Monday, December 22, 2008

Transitioning colors: glaucus

In Switzerland, when I was a pupil in elementary school, at the beginning of the school year we used to receive a small box of colored pencils in the main colors. The first years of school were spent learning the names and semiotics of those colors, as well as depicting our environment.

It was only later in elementary school that I learned a new color name, namely glauco. It was in a poem from our textbook, that we had to memorize.

The Zanichelli vocabulary translates glauco into English as blue-green, sea-green, glaucous. I guess the readers of this blog will be familiar with this color name from glaucoma, a condition of increased pressure within the eyeball, causing gradual loss of sight.

Today in Italian, glauco is associated most commonly with eye colors, because of the gray-green haze in the pupil.

Why am I counting this color among the transitioning colors? Over time, this color label is one that has changed quite dramatically in its association with a perceived color.

It starts with eye colors. My Sanesi classical Greek vocabulary from high school lists the following classical terms, in alphabetic order (apologies for the missing accents):

  • γλαυκιαω, to have an inflamed look
  • γλαυκ-ομματος, with inflamed eye
  • γλαυκος, scintillating, brilliant, shining || cerulean, azure
  • Γλαυκος, name of many characters
  • γλαυκοςτης, luster, shine of the eyes || cerulean color
  • γλαυκο-χρως, of azure color, of olive and pale color
  • γλαυκ-ωπις, of the shining, brilliant, cerulean eyes

In summary the classical use was for the shining color of eyes, mostly light blue, for example the color of Athene's eyes (glaukopsis). However, in the Homeric epics it has been used also for dark blue. Strangely, γλαυκο-χρως has been used also for olive and pale colors.

This strange use might at first explain why then in the later Middle Ages the meaning of the derived Latin term glaucus changed dramatically from blue-gray to yellow. Instead, I would like to speculate here that it might be connected to the loss of diphthongs as Latin became vulgarized.

In my Campagnini-Carboni classic Latin vocabulary from middle school I find these two definitions:

  • cærúleus, cerulean, azure, turquoise, dark; cærula cæli, or simply cærula, the azure, the azure sky
  • cerula, piece of wax

As you see, as the diphthongs were dropped with the vulgarization of Latin, cerulean blue might have become the color of wax. Indeed, Roger Bacon (~1214-1292) used glaucitas to refer to yellowness and ceruleus (wax color) as a yellow color falling between glaucus and citrinus (yellow and orange, respectively).

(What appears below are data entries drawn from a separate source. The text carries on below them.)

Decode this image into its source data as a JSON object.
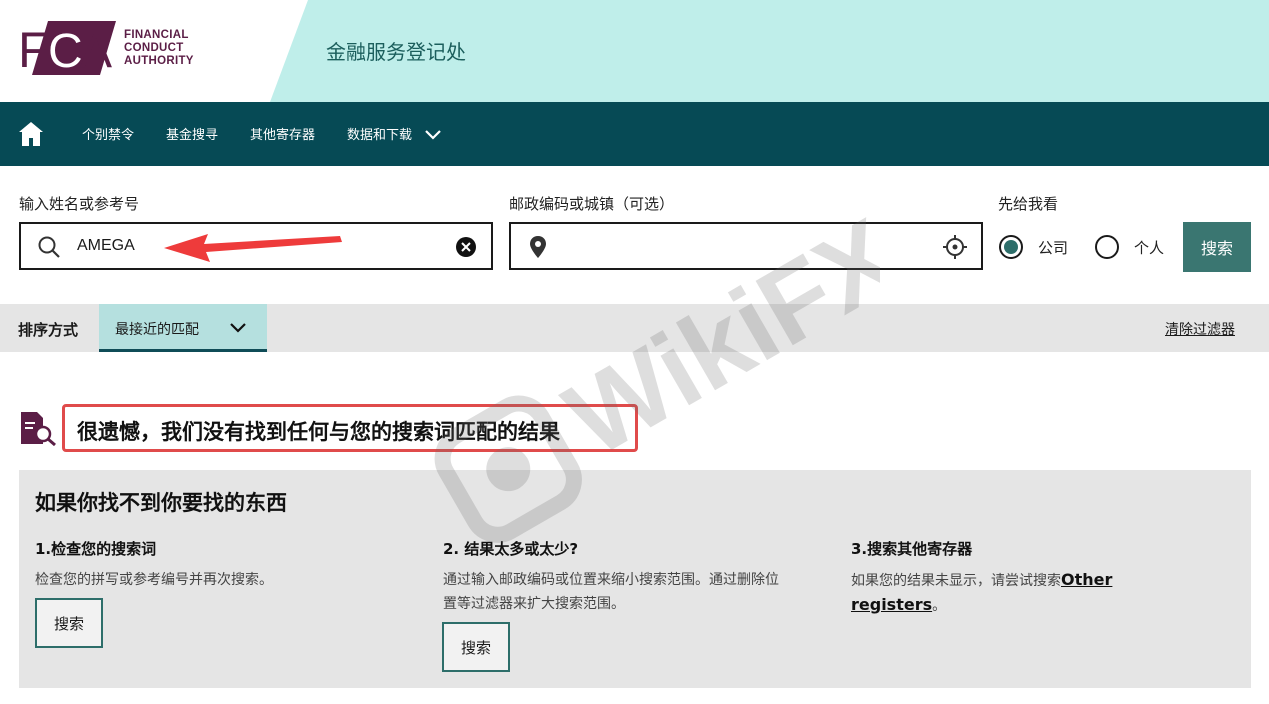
{
  "brand": {
    "logo_letters": "FCA",
    "logo_words": [
      "FINANCIAL",
      "CONDUCT",
      "AUTHORITY"
    ],
    "site_title": "金融服务登记处",
    "brand_color": "#5b1e46",
    "header_accent": "#bfeeea",
    "nav_color": "#064a55"
  },
  "nav": {
    "home_icon": "home-icon",
    "items": [
      "个别禁令",
      "基金搜寻",
      "其他寄存器",
      "数据和下载"
    ]
  },
  "search": {
    "name_label": "输入姓名或参考号",
    "name_value": "AMEGA",
    "location_label": "邮政编码或城镇（可选）",
    "location_value": "",
    "show_first_label": "先给我看",
    "options": [
      "公司",
      "个人"
    ],
    "selected_option": "公司",
    "button_label": "搜索"
  },
  "sort": {
    "label": "排序方式",
    "value": "最接近的匹配",
    "clear_label": "清除过滤器"
  },
  "no_results": {
    "message": "很遗憾，我们没有找到任何与您的搜索词匹配的结果"
  },
  "help": {
    "title": "如果你找不到你要找的东西",
    "col1": {
      "heading": "1.检查您的搜索词",
      "text": "检查您的拼写或参考编号并再次搜索。",
      "button": "搜索"
    },
    "col2": {
      "heading": "2. 结果太多或太少?",
      "text_line1": "通过输入邮政编码或位置来缩小搜索范围。通过删除位",
      "text_line2": "置等过滤器来扩大搜索范围。",
      "button": "搜索"
    },
    "col3": {
      "heading": "3.搜索其他寄存器",
      "text": "如果您的结果未显示，请尝试搜索",
      "link_line1": "Other",
      "link_line2": "registers",
      "suffix": "。"
    }
  },
  "watermark": "WikiFX"
}
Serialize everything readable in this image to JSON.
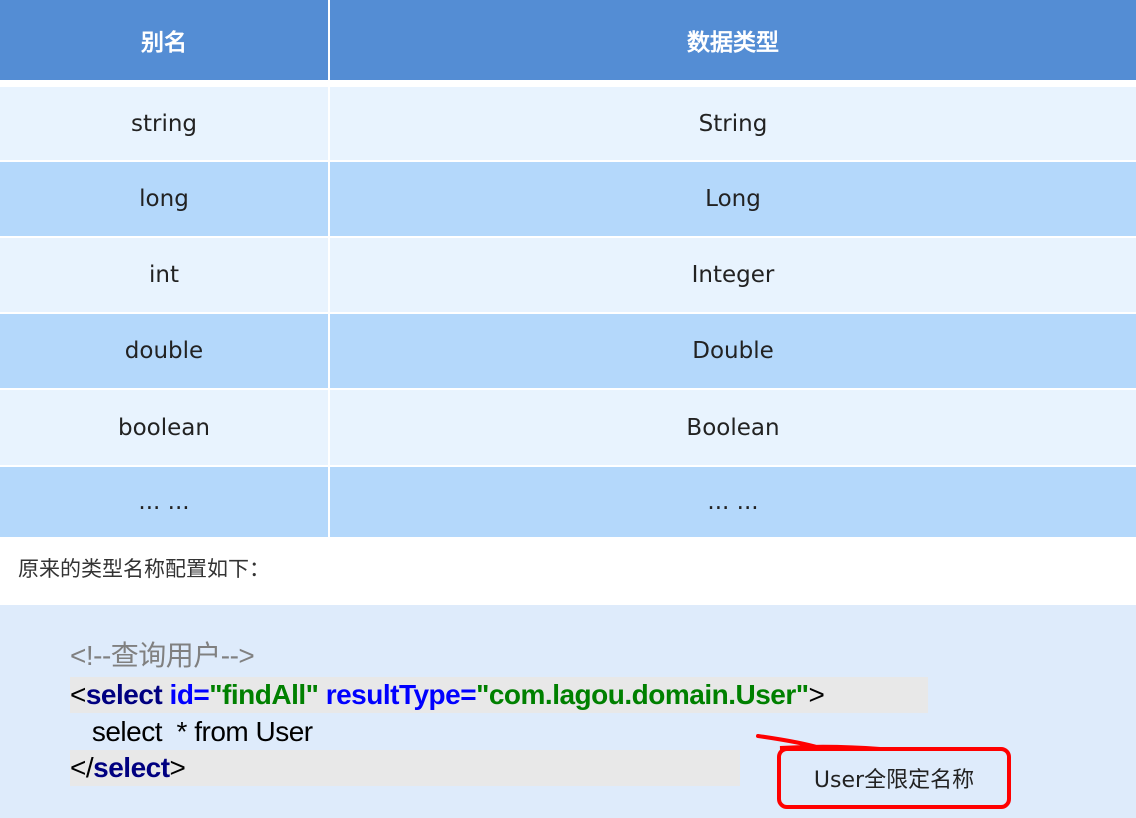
{
  "table": {
    "headers": [
      "别名",
      "数据类型"
    ],
    "rows": [
      [
        "string",
        "String"
      ],
      [
        "long",
        "Long"
      ],
      [
        "int",
        "Integer"
      ],
      [
        "double",
        "Double"
      ],
      [
        "boolean",
        "Boolean"
      ],
      [
        "... ...",
        "... ..."
      ]
    ]
  },
  "note": "原来的类型名称配置如下：",
  "code": {
    "comment": "<!--查询用户-->",
    "open_lt": "<",
    "tag": "select",
    "attr1": " id=",
    "val1": "\"findAll\"",
    "attr2": " resultType=",
    "val2": "\"com.lagou.domain.User\"",
    "open_gt": ">",
    "body": "   select  * from User",
    "close_lt": "</",
    "close_gt": ">"
  },
  "callout": {
    "text": "User全限定名称",
    "color": "#ff0000"
  }
}
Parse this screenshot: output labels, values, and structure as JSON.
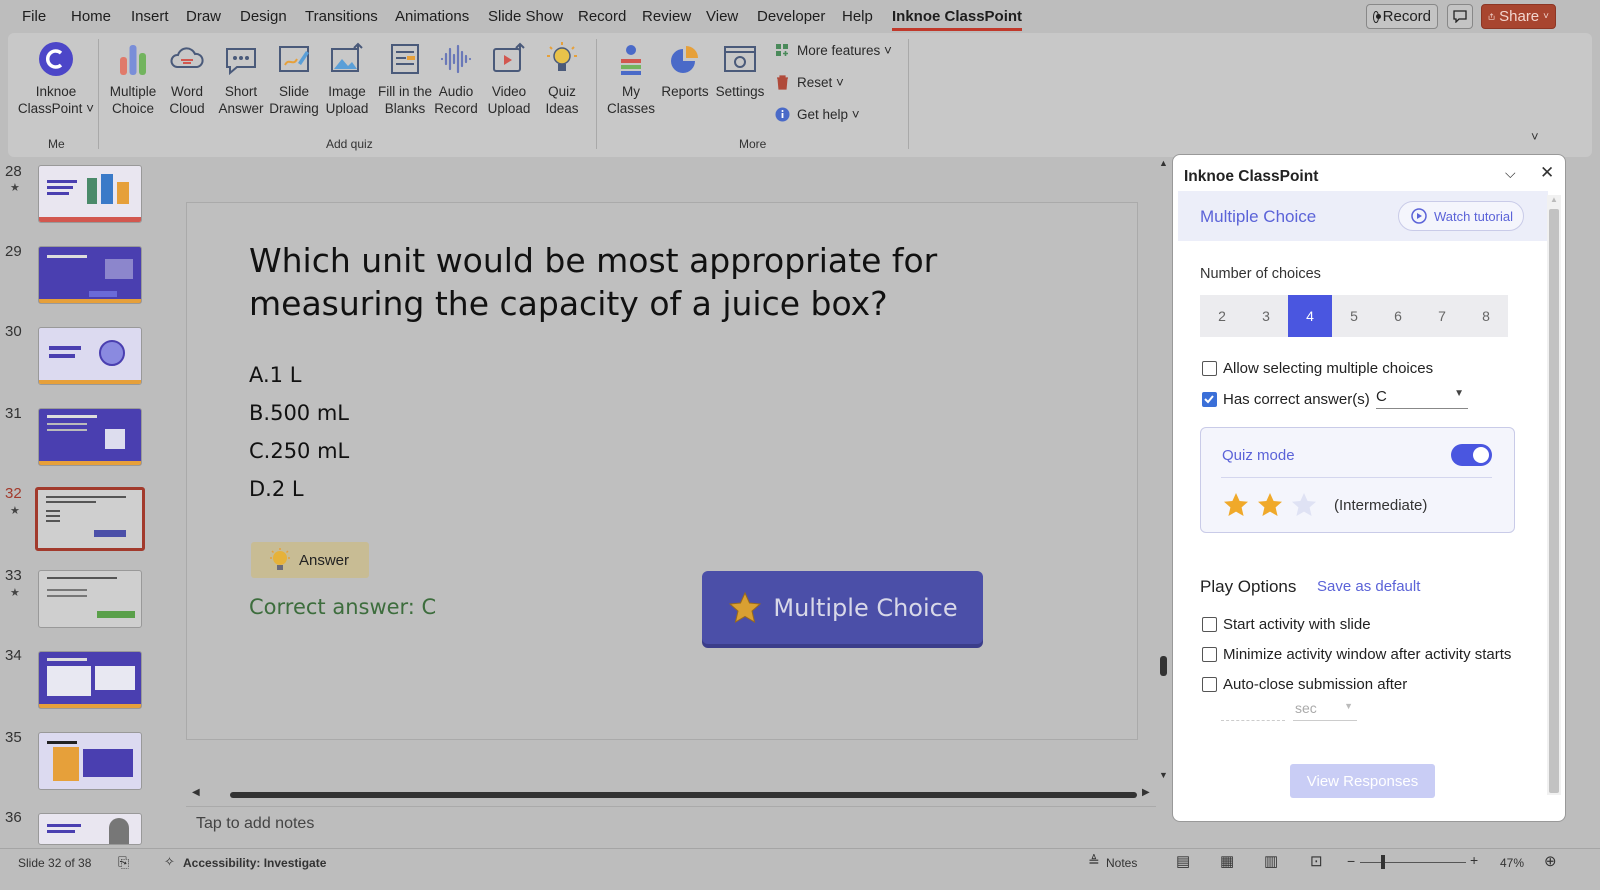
{
  "menu": {
    "items": [
      "File",
      "Home",
      "Insert",
      "Draw",
      "Design",
      "Transitions",
      "Animations",
      "Slide Show",
      "Record",
      "Review",
      "View",
      "Developer",
      "Help",
      "Inknoe ClassPoint"
    ],
    "active": "Inknoe ClassPoint",
    "record_label": "Record",
    "share_label": "Share"
  },
  "ribbon": {
    "classpoint_line1": "Inknoe",
    "classpoint_line2": "ClassPoint ˅",
    "group_me": "Me",
    "quiz_buttons": [
      {
        "l1": "Multiple",
        "l2": "Choice",
        "icon": "bar-chart-icon"
      },
      {
        "l1": "Word",
        "l2": "Cloud",
        "icon": "word-cloud-icon"
      },
      {
        "l1": "Short",
        "l2": "Answer",
        "icon": "chat-bubble-icon"
      },
      {
        "l1": "Slide",
        "l2": "Drawing",
        "icon": "drawing-icon"
      },
      {
        "l1": "Image",
        "l2": "Upload",
        "icon": "image-upload-icon"
      },
      {
        "l1": "Fill in the",
        "l2": "Blanks",
        "icon": "fill-blanks-icon"
      },
      {
        "l1": "Audio",
        "l2": "Record",
        "icon": "audio-wave-icon"
      },
      {
        "l1": "Video",
        "l2": "Upload",
        "icon": "video-upload-icon"
      },
      {
        "l1": "Quiz",
        "l2": "Ideas",
        "icon": "lightbulb-icon"
      }
    ],
    "group_addquiz": "Add quiz",
    "more_buttons": [
      {
        "l1": "My",
        "l2": "Classes",
        "icon": "classes-icon"
      },
      {
        "l1": "Reports",
        "l2": "",
        "icon": "pie-chart-icon"
      },
      {
        "l1": "Settings",
        "l2": "",
        "icon": "settings-icon"
      }
    ],
    "more_features": "More features ˅",
    "reset": "Reset ˅",
    "get_help": "Get help ˅",
    "group_more": "More"
  },
  "thumbnails": [
    {
      "num": "28",
      "star": true
    },
    {
      "num": "29",
      "star": false
    },
    {
      "num": "30",
      "star": false
    },
    {
      "num": "31",
      "star": false
    },
    {
      "num": "32",
      "star": true,
      "selected": true
    },
    {
      "num": "33",
      "star": true
    },
    {
      "num": "34",
      "star": false
    },
    {
      "num": "35",
      "star": false
    },
    {
      "num": "36",
      "star": false
    }
  ],
  "slide": {
    "question": "Which unit would be most appropriate for measuring the capacity of a juice box?",
    "options": [
      "A.1 L",
      "B.500 mL",
      "C.250 mL",
      "D.2 L"
    ],
    "answer_btn": "Answer",
    "correct": "Correct answer: C",
    "mc_button": "Multiple Choice"
  },
  "notes_placeholder": "Tap to add notes",
  "status": {
    "slide_info": "Slide 32 of 38",
    "accessibility": "Accessibility: Investigate",
    "notes": "Notes",
    "zoom": "47%"
  },
  "panel": {
    "title": "Inknoe ClassPoint",
    "subtitle": "Multiple Choice",
    "watch_tutorial": "Watch tutorial",
    "num_choices_label": "Number of choices",
    "choices": [
      "2",
      "3",
      "4",
      "5",
      "6",
      "7",
      "8"
    ],
    "selected_choice": "4",
    "allow_multiple": "Allow selecting multiple choices",
    "has_correct": "Has correct answer(s)",
    "correct_value": "C",
    "quiz_mode": "Quiz mode",
    "quiz_mode_on": true,
    "difficulty_stars": 2,
    "difficulty_max": 3,
    "difficulty_label": "(Intermediate)",
    "play_options": "Play Options",
    "save_default": "Save as default",
    "start_with_slide": "Start activity with slide",
    "minimize_window": "Minimize activity window after activity starts",
    "auto_close": "Auto-close submission after",
    "sec_placeholder": "sec",
    "view_responses": "View Responses"
  },
  "colors": {
    "accent": "#4a56e0",
    "panel_link": "#5b63d8",
    "star": "#f0a92a",
    "mc_button": "#4b4fa8",
    "correct_text": "#3d6d3d"
  }
}
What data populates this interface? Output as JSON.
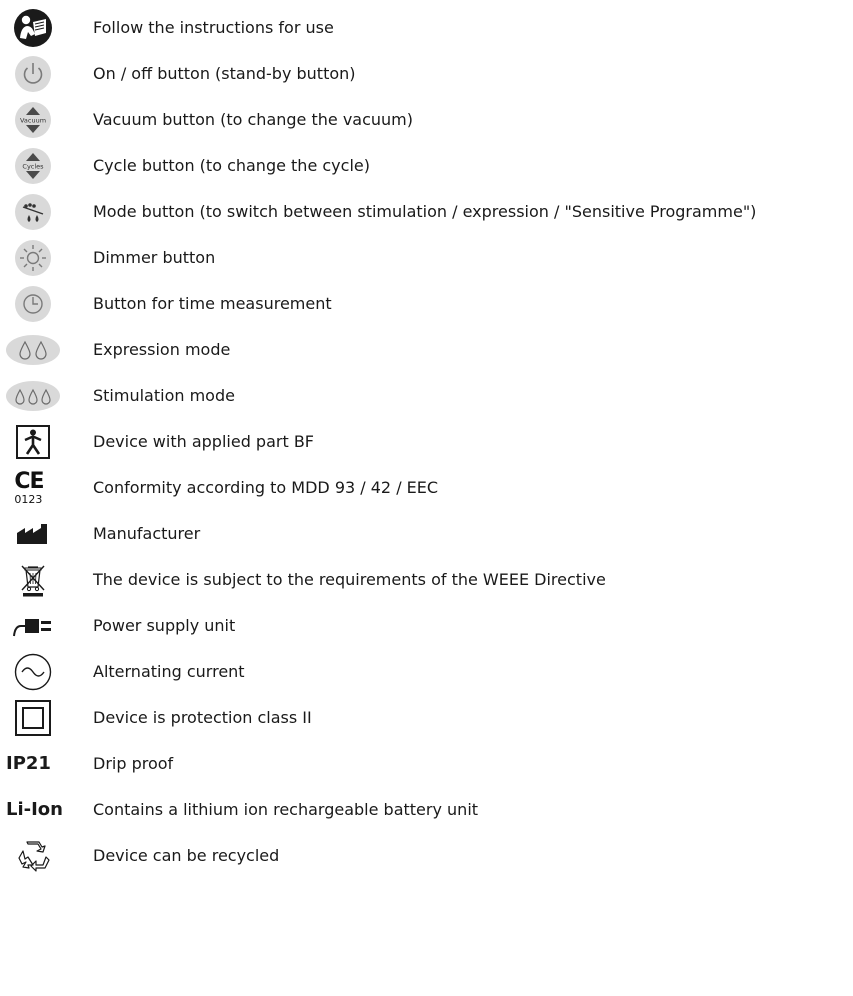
{
  "symbols": [
    {
      "icon": "manual-reader-icon",
      "text": "Follow the instructions for use"
    },
    {
      "icon": "power-icon",
      "text": "On / off button (stand-by button)"
    },
    {
      "icon": "vacuum-button-icon",
      "icon_label": "Vacuum",
      "text": "Vacuum button (to change the vacuum)"
    },
    {
      "icon": "cycle-button-icon",
      "icon_label": "Cycles",
      "text": "Cycle button (to change the cycle)"
    },
    {
      "icon": "mode-button-icon",
      "text": "Mode button (to switch between stimulation / expression / \"Sensitive Programme\")"
    },
    {
      "icon": "dimmer-icon",
      "text": "Dimmer button"
    },
    {
      "icon": "clock-icon",
      "text": "Button for time measurement"
    },
    {
      "icon": "two-drops-icon",
      "text": "Expression mode"
    },
    {
      "icon": "three-drops-icon",
      "text": "Stimulation mode"
    },
    {
      "icon": "bf-applied-part-icon",
      "text": "Device with applied part BF"
    },
    {
      "icon": "ce-mark-icon",
      "icon_label": "CE",
      "icon_number": "0123",
      "text": "Conformity according to MDD 93 / 42 / EEC"
    },
    {
      "icon": "manufacturer-icon",
      "text": "Manufacturer"
    },
    {
      "icon": "weee-bin-icon",
      "text": "The device is subject to the requirements of the WEEE Directive"
    },
    {
      "icon": "power-plug-icon",
      "text": "Power supply unit"
    },
    {
      "icon": "alternating-current-icon",
      "text": "Alternating current"
    },
    {
      "icon": "class-ii-icon",
      "text": "Device is protection class II"
    },
    {
      "icon": "ip21-text",
      "icon_label": "IP21",
      "text": "Drip proof"
    },
    {
      "icon": "li-ion-text",
      "icon_label": "Li-Ion",
      "text": "Contains a lithium ion rechargeable battery unit"
    },
    {
      "icon": "recycle-icon",
      "text": "Device can be recycled"
    }
  ],
  "colors": {
    "button_gray": "#d9d9d9",
    "icon_gray": "#7a7a7a",
    "icon_dark": "#1a1a1a"
  }
}
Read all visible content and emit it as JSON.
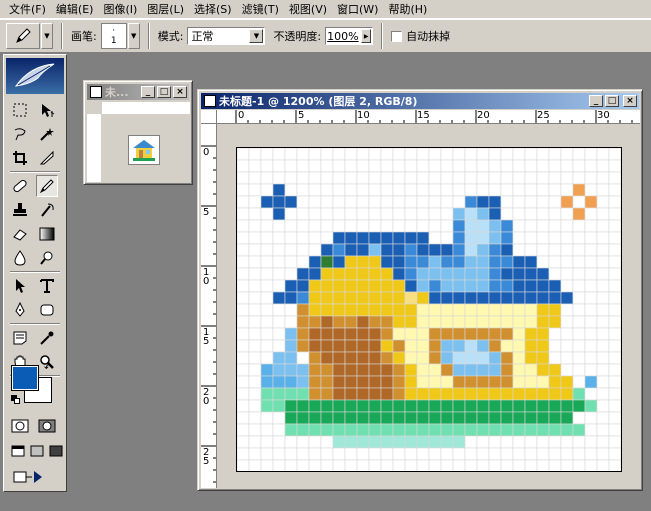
{
  "menu": [
    {
      "label": "文件(F)",
      "id": "file"
    },
    {
      "label": "编辑(E)",
      "id": "edit"
    },
    {
      "label": "图像(I)",
      "id": "image"
    },
    {
      "label": "图层(L)",
      "id": "layer"
    },
    {
      "label": "选择(S)",
      "id": "select"
    },
    {
      "label": "滤镜(T)",
      "id": "filter"
    },
    {
      "label": "视图(V)",
      "id": "view"
    },
    {
      "label": "窗口(W)",
      "id": "window"
    },
    {
      "label": "帮助(H)",
      "id": "help"
    }
  ],
  "options": {
    "brush_label": "画笔:",
    "brush_size": "1",
    "mode_label": "模式:",
    "mode_value": "正常",
    "opacity_label": "不透明度:",
    "opacity_value": "100%",
    "auto_erase_label": "自动抹掉",
    "auto_erase_checked": false
  },
  "navigator": {
    "title": "未..."
  },
  "document": {
    "title": "未标题-1 @ 1200% (图层 2, RGB/8)",
    "ruler_h": [
      "0",
      "5",
      "10",
      "15",
      "20",
      "25",
      "30"
    ],
    "ruler_v": [
      "0",
      "5",
      "1 0",
      "1 5",
      "2 0",
      "2 5"
    ]
  },
  "colors": {
    "foreground": "#0a5cb4",
    "background": "#ffffff",
    "grid": "#d8d8d8"
  },
  "icons": {
    "pencil": "pencil-icon",
    "marquee": "marquee-icon",
    "move": "move-icon"
  }
}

In the 14th century, Theodoric of Freiburg used glaucus with the same meaning. But then, in the mid-16th century, Scaliger (1557) put it back in the blue category, where it still was in the beginning of the 17th century with Francois d'Aguilon. (This data from Kuehni and Schwarz, Color Ordered, p. 8.)

If the label purple changed as a consequence of the collapse of a major civilization, the label glaucus might have been done in by an overworked or sloppy monk. In this case, γλαυκο-χρως used for olive and pale colors can be a medieval mistake rather than a genuine classical Greek color label.

Make sure, you dot your is and cross your ts, and watch out for those pesky diphthongs!

No comments:

Post a Comment